Vacuum cleaners in Arts




Since Jeff Koons and his Hoover Vacuum cleaners series (which can be seen at the Tate Modern in London or at the Whitney Museum in NYC), vacuum cleaners may have an artistic role. With the use of daily objects, Koons is questioning the aesthetic of mass consumption and the power of consumer industries. The most banal object is presented in his vitrine like a jewel case. 

Koons is obsessed with perfection and the vacuum are presented brand new, immaculate under neon lights like a star or holy relics. Isolated from the dirty world they are totally losing their first and main function. 

Visiting Venice last year, I was attracted by this strange shop, presenting old fashion vacuum cleaners also like pieces of art on their pedestals. Strange and unreal atmosphere. 



3 comments:

Nicolas Schriver said...

That is actually the fact for the blender of Braun, that is considered for some as a piece of art. In matter of fact, this product has been designed using the "magic number", as the one of the Da Vinci code, which is a sign of perfection.

Anonymous said...

Jeff Koons also showed his hoovers at Versailles. It was very interesting! He put them just next to a painting of Marie Antoinette, creating a dialogue. Here is the review: http://bruchansky.name/2008/12/15/about-curating-jeff-koons-at-versailles/

Aron_ Seo said...

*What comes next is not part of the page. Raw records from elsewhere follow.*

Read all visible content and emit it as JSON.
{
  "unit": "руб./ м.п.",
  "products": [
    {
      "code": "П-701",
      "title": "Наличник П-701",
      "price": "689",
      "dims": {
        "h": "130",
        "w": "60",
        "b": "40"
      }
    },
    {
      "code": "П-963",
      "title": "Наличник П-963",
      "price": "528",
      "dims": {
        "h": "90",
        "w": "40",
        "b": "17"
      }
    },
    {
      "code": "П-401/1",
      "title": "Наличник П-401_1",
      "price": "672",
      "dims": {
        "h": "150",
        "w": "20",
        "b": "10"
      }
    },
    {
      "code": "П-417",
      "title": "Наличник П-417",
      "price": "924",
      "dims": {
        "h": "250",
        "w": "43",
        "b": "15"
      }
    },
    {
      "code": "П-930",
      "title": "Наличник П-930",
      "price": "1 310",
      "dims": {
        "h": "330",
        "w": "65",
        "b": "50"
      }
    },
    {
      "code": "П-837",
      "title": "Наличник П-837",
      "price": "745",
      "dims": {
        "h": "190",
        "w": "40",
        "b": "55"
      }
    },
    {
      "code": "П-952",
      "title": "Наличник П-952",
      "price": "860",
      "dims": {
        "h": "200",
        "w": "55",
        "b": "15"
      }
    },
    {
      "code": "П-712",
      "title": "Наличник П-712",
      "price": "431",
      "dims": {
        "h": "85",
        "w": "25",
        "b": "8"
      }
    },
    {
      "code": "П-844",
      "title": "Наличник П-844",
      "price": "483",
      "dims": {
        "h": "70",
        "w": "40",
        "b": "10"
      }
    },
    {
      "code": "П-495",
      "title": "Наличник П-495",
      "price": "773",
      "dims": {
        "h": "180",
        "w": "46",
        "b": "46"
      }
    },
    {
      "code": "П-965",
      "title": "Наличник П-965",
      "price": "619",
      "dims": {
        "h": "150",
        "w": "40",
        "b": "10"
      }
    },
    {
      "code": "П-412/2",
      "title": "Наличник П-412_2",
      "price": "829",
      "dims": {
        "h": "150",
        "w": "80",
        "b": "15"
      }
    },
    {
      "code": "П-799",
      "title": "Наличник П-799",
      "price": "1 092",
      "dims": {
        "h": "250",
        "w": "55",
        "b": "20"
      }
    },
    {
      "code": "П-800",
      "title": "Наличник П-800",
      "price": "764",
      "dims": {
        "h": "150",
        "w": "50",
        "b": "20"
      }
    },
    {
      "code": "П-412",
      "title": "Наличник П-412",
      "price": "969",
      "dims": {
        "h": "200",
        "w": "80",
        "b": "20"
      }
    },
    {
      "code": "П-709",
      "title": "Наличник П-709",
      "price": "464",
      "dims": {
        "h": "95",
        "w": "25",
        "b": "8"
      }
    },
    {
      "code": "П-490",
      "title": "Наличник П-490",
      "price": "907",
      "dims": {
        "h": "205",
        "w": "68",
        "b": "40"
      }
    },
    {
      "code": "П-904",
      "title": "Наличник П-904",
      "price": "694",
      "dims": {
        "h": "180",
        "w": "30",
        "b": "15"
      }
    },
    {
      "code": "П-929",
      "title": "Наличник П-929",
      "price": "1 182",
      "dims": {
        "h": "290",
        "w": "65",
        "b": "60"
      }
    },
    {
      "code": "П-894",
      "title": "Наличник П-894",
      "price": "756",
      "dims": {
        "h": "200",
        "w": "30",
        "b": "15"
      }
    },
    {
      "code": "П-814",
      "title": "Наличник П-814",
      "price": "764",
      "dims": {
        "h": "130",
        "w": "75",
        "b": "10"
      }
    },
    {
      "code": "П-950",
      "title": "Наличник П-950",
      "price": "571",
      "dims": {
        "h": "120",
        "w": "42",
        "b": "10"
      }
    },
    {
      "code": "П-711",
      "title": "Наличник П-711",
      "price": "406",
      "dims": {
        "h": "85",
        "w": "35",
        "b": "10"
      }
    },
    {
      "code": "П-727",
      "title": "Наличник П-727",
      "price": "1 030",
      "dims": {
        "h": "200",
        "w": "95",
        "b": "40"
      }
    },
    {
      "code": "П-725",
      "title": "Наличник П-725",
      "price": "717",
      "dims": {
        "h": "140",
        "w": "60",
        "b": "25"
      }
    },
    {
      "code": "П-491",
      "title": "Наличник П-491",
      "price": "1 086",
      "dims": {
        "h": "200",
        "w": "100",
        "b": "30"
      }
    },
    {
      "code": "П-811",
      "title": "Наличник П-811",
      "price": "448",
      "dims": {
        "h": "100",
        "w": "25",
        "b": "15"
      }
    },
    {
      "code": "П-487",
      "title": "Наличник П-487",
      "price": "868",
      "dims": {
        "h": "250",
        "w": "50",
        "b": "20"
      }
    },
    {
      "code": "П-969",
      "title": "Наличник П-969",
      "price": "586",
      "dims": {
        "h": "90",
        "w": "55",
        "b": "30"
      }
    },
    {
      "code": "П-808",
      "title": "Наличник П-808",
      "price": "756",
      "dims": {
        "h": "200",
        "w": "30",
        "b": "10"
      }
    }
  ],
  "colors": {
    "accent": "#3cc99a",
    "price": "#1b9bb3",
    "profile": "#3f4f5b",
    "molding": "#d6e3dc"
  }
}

Check out the latest vacuum cleaner reviews and tests from the Good Housekeeping Institute. Camelia Brown